Books / Culture

Our Books, Our Selves

where can i buy provigil in south africa IMG_6085The recent New York Times article about the lack of children’s literature by and about Latinos rang familiar to me. I have always had to do some extra homework to find media that featured characters that look like me – and now that I am raising children, I’m even more aware of the lack of diversity out there. As one might guess, our multiracial, queer family seldom encounters children’s literature that naturally reflects our familial composition or stories. So I was especially glad to see the exposure the issue is getting – and the great response from the Latina blogging community.

One part of the article that stood out to me was the interview with the Philly elementary teachers who stressed the importance of normalizing Latino characters and storylines:

“At Bayard Taylor Elementary in Philadelphia, a school where three-quarters of the students are Latino, Kimberly Blake, a third-grade bilingual teacher, said she struggles to find books about Latino children that are ‘about normal, everyday people.’ The few that are available tend to focus on stereotypes of migrant workers or on special holidays. ‘Our students look the way they look every single day of the year,” Ms. Blake said, “not just on Cinco de Mayo or Puerto Rican Day.’”

I think this is also so very relevant for queer (and all variations of nontraditional) families. It’s true that we’ve come a long way from Heather Has Two Mommies, but so many of the titles that appear on lists-of-books-that-are-LGBT-family-friendly aren’t really starring LGBT families, but rather explaining them. Books like these are important, and they deserve a place on library bookshelves and as a resource to teachers and families who are earnestly trying to enlighten themselves and others. But they cannot stand in for great stories that naturally revolve around truly diverse characters and families – stories that kids can identify with, be brave or scared or in love with. If my children continue to enjoy reading as much as they do now – and as much as I did throughout my youth – how great it would be if they could really see themselves amongst the characters they get to know over the years.

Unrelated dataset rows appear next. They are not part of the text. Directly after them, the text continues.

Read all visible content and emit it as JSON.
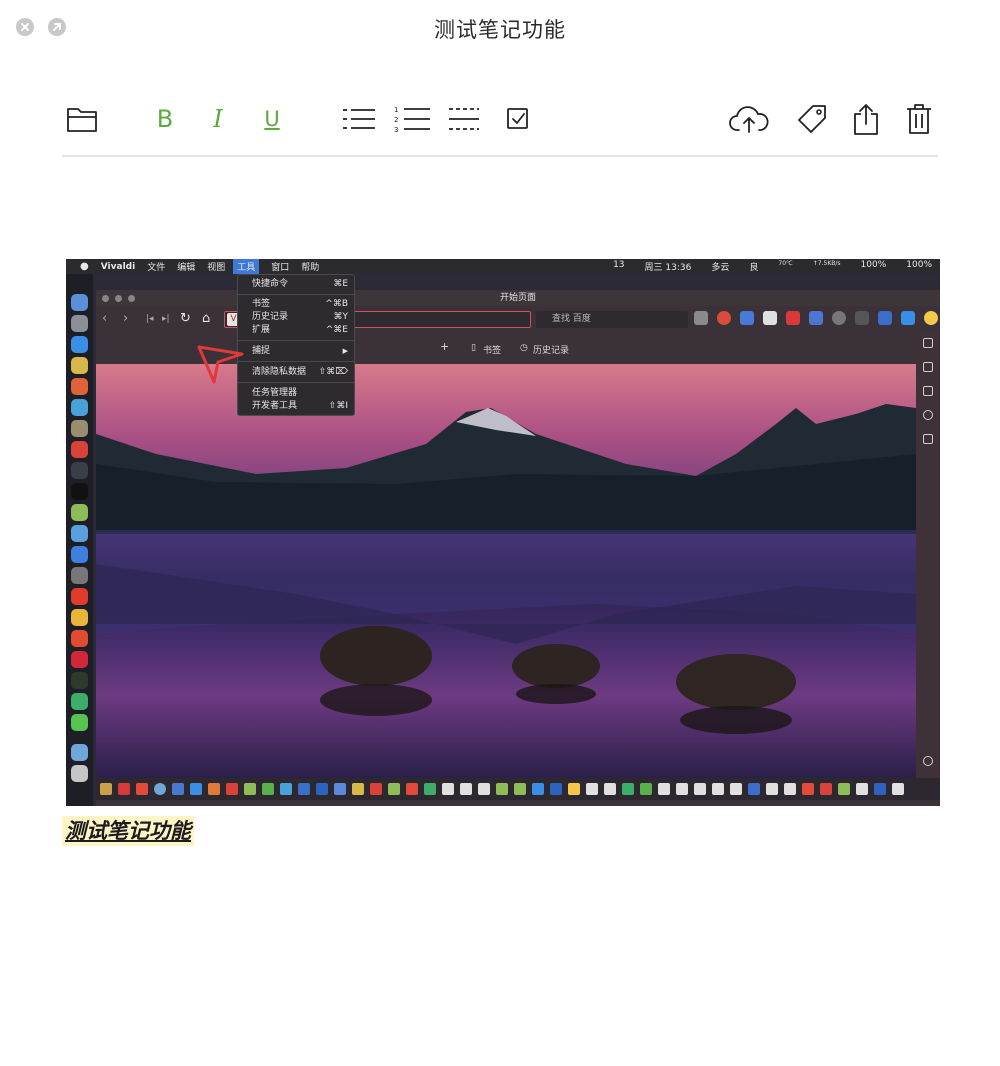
{
  "window": {
    "title": "测试笔记功能"
  },
  "toolbar": {
    "bold_label": "B",
    "italic_label": "I",
    "underline_label": "U",
    "numbered_list_digits": [
      "1",
      "2",
      "3"
    ]
  },
  "embedded_screenshot": {
    "menubar": {
      "app_name": "Vivaldi",
      "menus": [
        "文件",
        "编辑",
        "视图",
        "工具",
        "窗口",
        "帮助"
      ],
      "wechat_count": "13",
      "clock": "周三 13:36",
      "weather": "多云",
      "air": "良",
      "temp": "70℃",
      "net_up": "↑7.5KB/s",
      "fan": "1990",
      "net_down": "↓3.5KB/s",
      "brightness": "100%",
      "battery": "100%"
    },
    "browser": {
      "page_title": "开始页面",
      "search_placeholder": "查找 百度",
      "new_tab_symbol": "+",
      "speed_dial_bookmarks": "书签",
      "speed_dial_history": "历史记录"
    },
    "tools_menu": {
      "items": [
        {
          "label": "快捷命令",
          "shortcut": "⌘E"
        },
        {
          "label": "书签",
          "shortcut": "^⌘B"
        },
        {
          "label": "历史记录",
          "shortcut": "⌘Y"
        },
        {
          "label": "扩展",
          "shortcut": "^⌘E"
        },
        {
          "label": "捕捉",
          "shortcut": "▶"
        },
        {
          "label": "清除隐私数据",
          "shortcut": "⇧⌘⌦"
        },
        {
          "label": "任务管理器",
          "shortcut": ""
        },
        {
          "label": "开发者工具",
          "shortcut": "⇧⌘I"
        }
      ]
    }
  },
  "caption": {
    "text": "测试笔记功能"
  },
  "colors": {
    "format_green": "#5cab3f",
    "caption_highlight": "#fff4c6",
    "accent_red": "#d64d5b"
  }
}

We live in a wonderfully diverse world, and each of us has many layers to our identities. I do realize that not every character can reflect every child – but that’s the point. There should be a much broader range of protagonists in children’s literature – not only so little Latino boys with queer parents can relate, but so that each of his peers can as well. It’s also vital for those children that don’t know anyone with a different color skin, two dads or who speaks another language – when they inevitably do meet someone different, they aren’t surprised to learn there are lots of different kind of families, cultures and races out there.

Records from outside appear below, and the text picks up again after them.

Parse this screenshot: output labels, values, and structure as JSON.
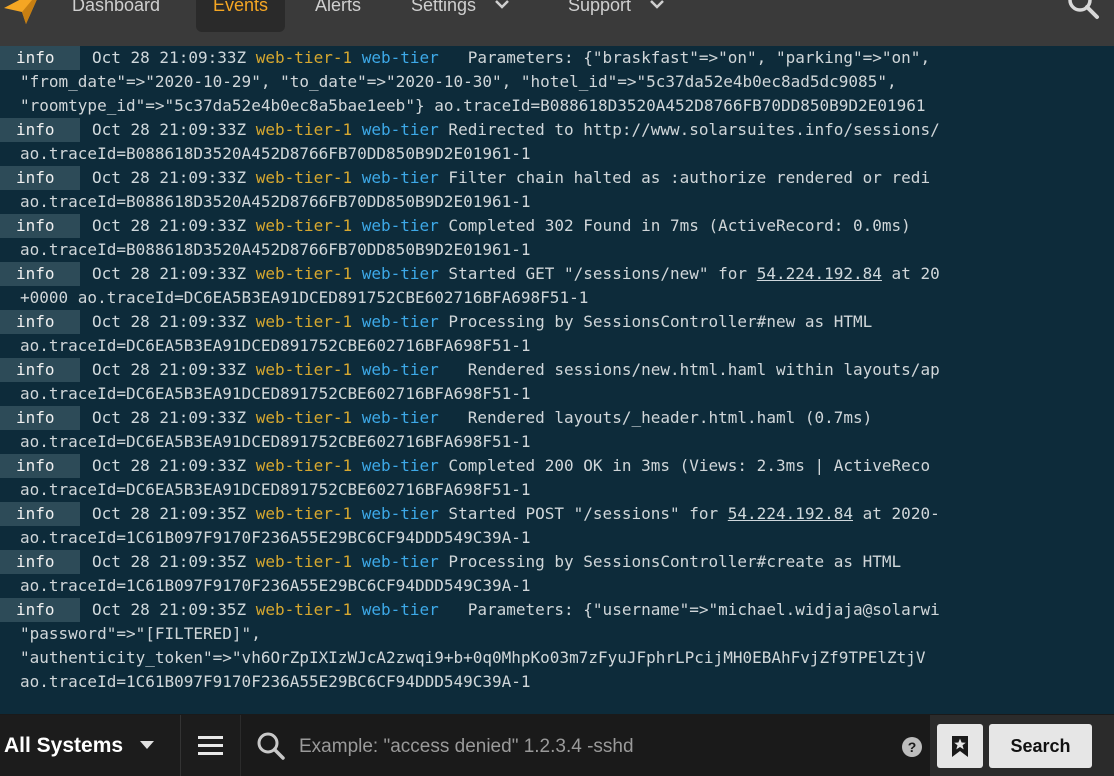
{
  "colors": {
    "accent": "#f5a623",
    "host": "#d7a82f",
    "program": "#3da9e8",
    "log_background": "#0d2b3a",
    "level_background": "#2d4b58"
  },
  "nav": {
    "items": [
      {
        "label": "Dashboard"
      },
      {
        "label": "Events"
      },
      {
        "label": "Alerts"
      },
      {
        "label": "Settings"
      },
      {
        "label": "Support"
      }
    ],
    "active": "Events",
    "search_icon": "search-icon",
    "logo_icon": "logo-icon"
  },
  "log": {
    "entries": [
      {
        "level": "info",
        "lines": [
          [
            {
              "t": "ts",
              "v": "Oct 28 21:09:33Z "
            },
            {
              "t": "host",
              "v": "web-tier-1"
            },
            {
              "t": "ts",
              "v": " "
            },
            {
              "t": "prog",
              "v": "web-tier"
            },
            {
              "t": "msg",
              "v": "   Parameters: {\"braskfast\"=>\"on\", \"parking\"=>\"on\","
            }
          ],
          [
            {
              "t": "msg",
              "v": "\"from_date\"=>\"2020-10-29\", \"to_date\"=>\"2020-10-30\", \"hotel_id\"=>\"5c37da52e4b0ec8ad5dc9085\","
            }
          ],
          [
            {
              "t": "msg",
              "v": "\"roomtype_id\"=>\"5c37da52e4b0ec8a5bae1eeb\"} ao.traceId=B088618D3520A452D8766FB70DD850B9D2E01961"
            }
          ]
        ]
      },
      {
        "level": "info",
        "lines": [
          [
            {
              "t": "ts",
              "v": "Oct 28 21:09:33Z "
            },
            {
              "t": "host",
              "v": "web-tier-1"
            },
            {
              "t": "ts",
              "v": " "
            },
            {
              "t": "prog",
              "v": "web-tier"
            },
            {
              "t": "msg",
              "v": " Redirected to http://www.solarsuites.info/sessions/"
            }
          ],
          [
            {
              "t": "msg",
              "v": "ao.traceId=B088618D3520A452D8766FB70DD850B9D2E01961-1"
            }
          ]
        ]
      },
      {
        "level": "info",
        "lines": [
          [
            {
              "t": "ts",
              "v": "Oct 28 21:09:33Z "
            },
            {
              "t": "host",
              "v": "web-tier-1"
            },
            {
              "t": "ts",
              "v": " "
            },
            {
              "t": "prog",
              "v": "web-tier"
            },
            {
              "t": "msg",
              "v": " Filter chain halted as :authorize rendered or redi"
            }
          ],
          [
            {
              "t": "msg",
              "v": "ao.traceId=B088618D3520A452D8766FB70DD850B9D2E01961-1"
            }
          ]
        ]
      },
      {
        "level": "info",
        "lines": [
          [
            {
              "t": "ts",
              "v": "Oct 28 21:09:33Z "
            },
            {
              "t": "host",
              "v": "web-tier-1"
            },
            {
              "t": "ts",
              "v": " "
            },
            {
              "t": "prog",
              "v": "web-tier"
            },
            {
              "t": "msg",
              "v": " Completed 302 Found in 7ms (ActiveRecord: 0.0ms)"
            }
          ],
          [
            {
              "t": "msg",
              "v": "ao.traceId=B088618D3520A452D8766FB70DD850B9D2E01961-1"
            }
          ]
        ]
      },
      {
        "level": "info",
        "lines": [
          [
            {
              "t": "ts",
              "v": "Oct 28 21:09:33Z "
            },
            {
              "t": "host",
              "v": "web-tier-1"
            },
            {
              "t": "ts",
              "v": " "
            },
            {
              "t": "prog",
              "v": "web-tier"
            },
            {
              "t": "msg",
              "v": " Started GET \"/sessions/new\" for "
            },
            {
              "t": "ip",
              "v": "54.224.192.84"
            },
            {
              "t": "msg",
              "v": " at 20"
            }
          ],
          [
            {
              "t": "msg",
              "v": "+0000 ao.traceId=DC6EA5B3EA91DCED891752CBE602716BFA698F51-1"
            }
          ]
        ]
      },
      {
        "level": "info",
        "lines": [
          [
            {
              "t": "ts",
              "v": "Oct 28 21:09:33Z "
            },
            {
              "t": "host",
              "v": "web-tier-1"
            },
            {
              "t": "ts",
              "v": " "
            },
            {
              "t": "prog",
              "v": "web-tier"
            },
            {
              "t": "msg",
              "v": " Processing by SessionsController#new as HTML"
            }
          ],
          [
            {
              "t": "msg",
              "v": "ao.traceId=DC6EA5B3EA91DCED891752CBE602716BFA698F51-1"
            }
          ]
        ]
      },
      {
        "level": "info",
        "lines": [
          [
            {
              "t": "ts",
              "v": "Oct 28 21:09:33Z "
            },
            {
              "t": "host",
              "v": "web-tier-1"
            },
            {
              "t": "ts",
              "v": " "
            },
            {
              "t": "prog",
              "v": "web-tier"
            },
            {
              "t": "msg",
              "v": "   Rendered sessions/new.html.haml within layouts/ap"
            }
          ],
          [
            {
              "t": "msg",
              "v": "ao.traceId=DC6EA5B3EA91DCED891752CBE602716BFA698F51-1"
            }
          ]
        ]
      },
      {
        "level": "info",
        "lines": [
          [
            {
              "t": "ts",
              "v": "Oct 28 21:09:33Z "
            },
            {
              "t": "host",
              "v": "web-tier-1"
            },
            {
              "t": "ts",
              "v": " "
            },
            {
              "t": "prog",
              "v": "web-tier"
            },
            {
              "t": "msg",
              "v": "   Rendered layouts/_header.html.haml (0.7ms)"
            }
          ],
          [
            {
              "t": "msg",
              "v": "ao.traceId=DC6EA5B3EA91DCED891752CBE602716BFA698F51-1"
            }
          ]
        ]
      },
      {
        "level": "info",
        "lines": [
          [
            {
              "t": "ts",
              "v": "Oct 28 21:09:33Z "
            },
            {
              "t": "host",
              "v": "web-tier-1"
            },
            {
              "t": "ts",
              "v": " "
            },
            {
              "t": "prog",
              "v": "web-tier"
            },
            {
              "t": "msg",
              "v": " Completed 200 OK in 3ms (Views: 2.3ms | ActiveReco"
            }
          ],
          [
            {
              "t": "msg",
              "v": "ao.traceId=DC6EA5B3EA91DCED891752CBE602716BFA698F51-1"
            }
          ]
        ]
      },
      {
        "level": "info",
        "lines": [
          [
            {
              "t": "ts",
              "v": "Oct 28 21:09:35Z "
            },
            {
              "t": "host",
              "v": "web-tier-1"
            },
            {
              "t": "ts",
              "v": " "
            },
            {
              "t": "prog",
              "v": "web-tier"
            },
            {
              "t": "msg",
              "v": " Started POST \"/sessions\" for "
            },
            {
              "t": "ip",
              "v": "54.224.192.84"
            },
            {
              "t": "msg",
              "v": " at 2020-"
            }
          ],
          [
            {
              "t": "msg",
              "v": "ao.traceId=1C61B097F9170F236A55E29BC6CF94DDD549C39A-1"
            }
          ]
        ]
      },
      {
        "level": "info",
        "lines": [
          [
            {
              "t": "ts",
              "v": "Oct 28 21:09:35Z "
            },
            {
              "t": "host",
              "v": "web-tier-1"
            },
            {
              "t": "ts",
              "v": " "
            },
            {
              "t": "prog",
              "v": "web-tier"
            },
            {
              "t": "msg",
              "v": " Processing by SessionsController#create as HTML"
            }
          ],
          [
            {
              "t": "msg",
              "v": "ao.traceId=1C61B097F9170F236A55E29BC6CF94DDD549C39A-1"
            }
          ]
        ]
      },
      {
        "level": "info",
        "lines": [
          [
            {
              "t": "ts",
              "v": "Oct 28 21:09:35Z "
            },
            {
              "t": "host",
              "v": "web-tier-1"
            },
            {
              "t": "ts",
              "v": " "
            },
            {
              "t": "prog",
              "v": "web-tier"
            },
            {
              "t": "msg",
              "v": "   Parameters: {\"username\"=>\"michael.widjaja@solarwi"
            }
          ],
          [
            {
              "t": "msg",
              "v": "\"password\"=>\"[FILTERED]\","
            }
          ],
          [
            {
              "t": "msg",
              "v": "\"authenticity_token\"=>\"vh6OrZpIXIzWJcA2zwqi9+b+0q0MhpKo03m7zFyuJFphrLPcijMH0EBAhFvjZf9TPElZtjV"
            }
          ],
          [
            {
              "t": "msg",
              "v": "ao.traceId=1C61B097F9170F236A55E29BC6CF94DDD549C39A-1"
            }
          ]
        ]
      }
    ]
  },
  "bottom": {
    "systems_label": "All Systems",
    "systems_caret_icon": "caret-down-icon",
    "menu_icon": "hamburger-menu-icon",
    "search_icon": "search-icon",
    "search_placeholder": "Example: \"access denied\" 1.2.3.4 -sshd",
    "search_value": "",
    "help_label": "?",
    "saved_search_icon": "bookmark-icon",
    "search_button_label": "Search"
  }
}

I know progress with things like this seems to come in baby steps. In the meantime we do some improvising when reading book after book that fails to mention non-mother characters playing any caretaking/housekeeping roles. Of course, it won’t be long before our two year old catches us switching out names and pronouns – and how great would it be if we didn’t have to.

I think the campaign by Latina bloggers and the NYT article are great steps toward amplifying a national dialogue around the significance of continually diversifying our literature. While we eagerly await the literature that this awareness produces, let’s be sure to enjoy some of the gems that do already exist. I was only able to find one book (ONE!) that features both and LGBT family and Latino characters (Antonio’s Card/ La tarjeta de Antonio, by Rigoberto Gonzalez), but there are growing numbers of books featuring LGBT families and (or should I say “or”) children of color. Let’s make sure we are creating a demand for these books – and perhaps we can even be the ones to write our stories.

Tags: ,

No Comments

  1. Thanks for this post. I’m often struck by the amount of nursemaids, coal chutes, petticoats, and other things irrelevant to the way we’re living that I encounter when I read to my daughter. While there’s nothing wrong with exploring Anglo-European history, I would like for her to grow up in a world of books that reflects her own experiences in a multi ethnic/racial/religious/lingual world of people who are queer and not, disabled and typical. And if I could have all that without any “very special episode” messages that would be even better. One of the sad things I’ve realized as I’ve studied African American and interracial children’s literature from the 1930s and 1940s is that the books that were published in the past, many of which are quite lovely, quickly went out of print. You’ve inspired me to branch out in my book buying, not only for my girl, but for her daycare class.

Leave a Reply

Your email address will not be published. Required fields are marked *


This site uses Akismet to reduce spam. Learn how your comment data is processed.